SAN FRANCISCO—Despite his open-mindedness and deep commitment to multiculturalism, Steve Bern, 32, expressed fear Monday that Rei Luo, the Chinese woman who does his dry cleaning, does not like him.
"Whenever I come into [Luo's Laundry & Cleaners], I'm always very friendly," Bern said. "I say hello and ask her how she's doing, but she never reciprocates. She just smiles and hands me my receipt. I hope I haven't done anything to offend her."
"Maybe she's mad about my tags," Bern said. "A lot of my stuff says 'Made In China' or 'Made In Hong Kong,' and I know that a lot of those places run sweatshops. I'd feel awful if she thought I was supporting the exploitation of her people."
Bern, a features editor at the alternative weekly Bay Area Free Press, has been familiar with Rei since March 1998, when he started taking his laundry to her store on Visidero Street. Though there is another dry cleaner closer to his apartment, Bern wanted to patronize a minority-owned establishment.

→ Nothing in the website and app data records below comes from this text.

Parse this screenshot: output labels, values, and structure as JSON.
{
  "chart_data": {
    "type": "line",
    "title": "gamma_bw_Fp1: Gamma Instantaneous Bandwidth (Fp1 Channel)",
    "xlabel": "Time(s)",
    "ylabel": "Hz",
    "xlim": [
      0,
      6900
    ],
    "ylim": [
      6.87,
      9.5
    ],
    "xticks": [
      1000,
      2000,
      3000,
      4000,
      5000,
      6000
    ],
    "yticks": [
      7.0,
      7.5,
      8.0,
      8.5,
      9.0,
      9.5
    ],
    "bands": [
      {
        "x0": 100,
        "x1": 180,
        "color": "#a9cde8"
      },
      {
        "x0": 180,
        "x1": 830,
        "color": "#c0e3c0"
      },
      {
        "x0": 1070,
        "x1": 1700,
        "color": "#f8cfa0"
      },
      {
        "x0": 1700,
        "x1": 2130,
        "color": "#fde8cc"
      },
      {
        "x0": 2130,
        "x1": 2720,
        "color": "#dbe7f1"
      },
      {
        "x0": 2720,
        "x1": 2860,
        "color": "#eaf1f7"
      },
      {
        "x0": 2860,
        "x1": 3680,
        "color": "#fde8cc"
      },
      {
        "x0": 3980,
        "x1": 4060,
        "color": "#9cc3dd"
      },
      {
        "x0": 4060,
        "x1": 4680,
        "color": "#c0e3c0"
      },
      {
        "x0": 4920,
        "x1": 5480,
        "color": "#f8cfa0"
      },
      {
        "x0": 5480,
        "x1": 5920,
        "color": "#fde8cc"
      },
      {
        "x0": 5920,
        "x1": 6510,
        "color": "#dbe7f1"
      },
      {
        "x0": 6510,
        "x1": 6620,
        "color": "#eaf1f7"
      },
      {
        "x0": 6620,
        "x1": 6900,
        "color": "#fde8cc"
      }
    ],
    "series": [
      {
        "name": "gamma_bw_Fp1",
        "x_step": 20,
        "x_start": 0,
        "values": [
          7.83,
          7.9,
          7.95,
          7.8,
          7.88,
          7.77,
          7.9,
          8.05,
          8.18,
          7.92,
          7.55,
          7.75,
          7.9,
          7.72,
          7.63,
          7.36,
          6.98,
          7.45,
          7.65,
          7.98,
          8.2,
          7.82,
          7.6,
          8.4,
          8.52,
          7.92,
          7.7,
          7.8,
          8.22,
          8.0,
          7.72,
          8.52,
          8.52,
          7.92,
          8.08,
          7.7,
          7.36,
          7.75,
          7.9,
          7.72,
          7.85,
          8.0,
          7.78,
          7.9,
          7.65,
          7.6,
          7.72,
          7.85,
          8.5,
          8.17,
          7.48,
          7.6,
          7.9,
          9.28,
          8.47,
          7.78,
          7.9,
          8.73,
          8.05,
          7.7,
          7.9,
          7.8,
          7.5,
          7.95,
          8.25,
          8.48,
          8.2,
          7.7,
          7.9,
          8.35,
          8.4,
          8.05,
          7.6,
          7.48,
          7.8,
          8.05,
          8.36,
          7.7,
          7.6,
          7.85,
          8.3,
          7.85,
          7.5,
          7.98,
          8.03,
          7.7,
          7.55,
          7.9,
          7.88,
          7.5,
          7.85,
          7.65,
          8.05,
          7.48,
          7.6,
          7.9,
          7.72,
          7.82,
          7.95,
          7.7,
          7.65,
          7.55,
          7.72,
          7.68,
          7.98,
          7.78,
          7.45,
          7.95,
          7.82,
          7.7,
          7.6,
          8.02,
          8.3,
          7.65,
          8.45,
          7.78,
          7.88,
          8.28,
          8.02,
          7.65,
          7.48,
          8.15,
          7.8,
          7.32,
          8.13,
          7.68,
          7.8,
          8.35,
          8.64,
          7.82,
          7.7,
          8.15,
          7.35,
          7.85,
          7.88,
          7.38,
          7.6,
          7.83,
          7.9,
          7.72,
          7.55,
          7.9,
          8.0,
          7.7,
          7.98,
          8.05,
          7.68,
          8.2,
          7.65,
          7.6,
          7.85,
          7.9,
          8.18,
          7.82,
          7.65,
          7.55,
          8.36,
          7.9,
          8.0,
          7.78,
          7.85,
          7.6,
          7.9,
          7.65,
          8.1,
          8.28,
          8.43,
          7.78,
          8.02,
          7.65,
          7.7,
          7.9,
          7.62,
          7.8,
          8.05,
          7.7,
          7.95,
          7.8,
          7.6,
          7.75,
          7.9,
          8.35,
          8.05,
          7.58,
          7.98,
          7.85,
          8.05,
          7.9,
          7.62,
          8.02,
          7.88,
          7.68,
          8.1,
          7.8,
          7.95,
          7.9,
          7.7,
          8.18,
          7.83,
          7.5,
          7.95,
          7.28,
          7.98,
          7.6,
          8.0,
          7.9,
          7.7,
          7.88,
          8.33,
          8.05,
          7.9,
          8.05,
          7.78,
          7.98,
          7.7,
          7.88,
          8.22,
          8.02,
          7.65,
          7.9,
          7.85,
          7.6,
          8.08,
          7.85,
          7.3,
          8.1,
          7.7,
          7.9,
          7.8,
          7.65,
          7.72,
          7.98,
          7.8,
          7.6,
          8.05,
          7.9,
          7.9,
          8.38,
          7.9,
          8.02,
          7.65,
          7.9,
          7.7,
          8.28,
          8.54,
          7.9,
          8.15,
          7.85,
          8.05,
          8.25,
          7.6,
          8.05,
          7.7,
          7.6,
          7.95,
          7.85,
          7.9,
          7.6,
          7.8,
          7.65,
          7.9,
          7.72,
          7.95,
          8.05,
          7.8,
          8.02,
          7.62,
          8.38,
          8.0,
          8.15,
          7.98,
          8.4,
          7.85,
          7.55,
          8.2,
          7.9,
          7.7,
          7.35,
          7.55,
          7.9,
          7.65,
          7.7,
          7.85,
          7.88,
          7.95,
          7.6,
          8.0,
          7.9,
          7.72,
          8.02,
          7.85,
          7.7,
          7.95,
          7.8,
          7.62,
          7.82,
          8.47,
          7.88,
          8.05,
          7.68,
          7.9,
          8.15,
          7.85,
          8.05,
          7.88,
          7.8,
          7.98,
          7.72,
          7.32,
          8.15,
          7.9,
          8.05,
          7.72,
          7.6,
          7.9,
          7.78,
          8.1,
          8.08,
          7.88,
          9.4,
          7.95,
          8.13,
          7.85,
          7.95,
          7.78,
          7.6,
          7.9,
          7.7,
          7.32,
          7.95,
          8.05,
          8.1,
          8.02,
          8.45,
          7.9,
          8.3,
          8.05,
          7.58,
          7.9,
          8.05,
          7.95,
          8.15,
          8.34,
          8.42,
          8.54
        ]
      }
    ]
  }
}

"I like to interact with and support people of other cultures," Bern said. "This country is a tapestry of many different beliefs and backgrounds, so I try to foster that by spreading my business around to everyone, not just Caucasians like myself. I always tell Rei how much I admire the way an immigrant like her could rise from poverty to run her own store, but she never really gives me much of a response."
Despite his best efforts, Bern has been unable to transform his relationship with Rei into something approaching a friendship, or even a mild acquaintanceship.
"I found out that Rei came of age in a remote mountain village during the height of the Cultural Revolution, so I'd been fascinated to hear her stories," Bern said. "A few months ago, while she was pulling a 50-pound box of soap off a high shelf, I asked what it was like to grow up under Chairman Mao and the Great Leap Forward. She just stopped and muttered something to herself in Chinese, then went back to work. I'm starting to think maybe I was a little too forward."
When he returned to pick up his clothes, Bern perceived a possible change in the quality of service he received.
"I brought Rei a pair of gabardine pants with a salsa stain on the left leg," Bern said. "But when I got the pants back, the stain was still kind of there. It was faint, but if you held it up to a bright light, you could see it. I wonder if maybe not getting rid of the stain was her way of telling a white, middle-class oppressor like myself to mind my own business."
Undeterred, Bern decided that the best way to get on Rei's good side would be to learn more about her culture.
"I got a few short phrases from an Internet site about Chinese to help break the ice," Bern said. "The next time I saw her, I said 'Hello' and 'Have a nice day' in her native Mandarin. But she didn't even look up from the stack of dresses she was steam-ironing. Maybe she didn't hear me. That machine is pretty loud."
To improve relations, Bern has refrained from complaining about his dry cleaning.
"There was this gray wool sweater I brought in a few weeks ago that I never got back," Bern said. "I didn't want Rei to think I was dissatisfied, so I never brought it up. Losing a sweater is a small price to pay compared to the struggles she must go through daily as a Chinese-American."
Even though Bern firmly supports Rei's right to befriend whomever she chooses, he admitted to being disappointed by her snubs.
"I know that, culturally speaking, the Chinese tend to be low-key and not overtly demonstrative, but it would mean a lot to me if she occasionally took a break from scurrying around the shop's backroom to give me the occasional smile," Bern said. "Is that too much to ask? Well, maybe it is. After all, how can I judge someone if I've never walked in her shoes?"
When asked her opinion of Bern, Rei was unable to recall who he was. She then shooed reporters out the door, saying, "I too busy, too busy."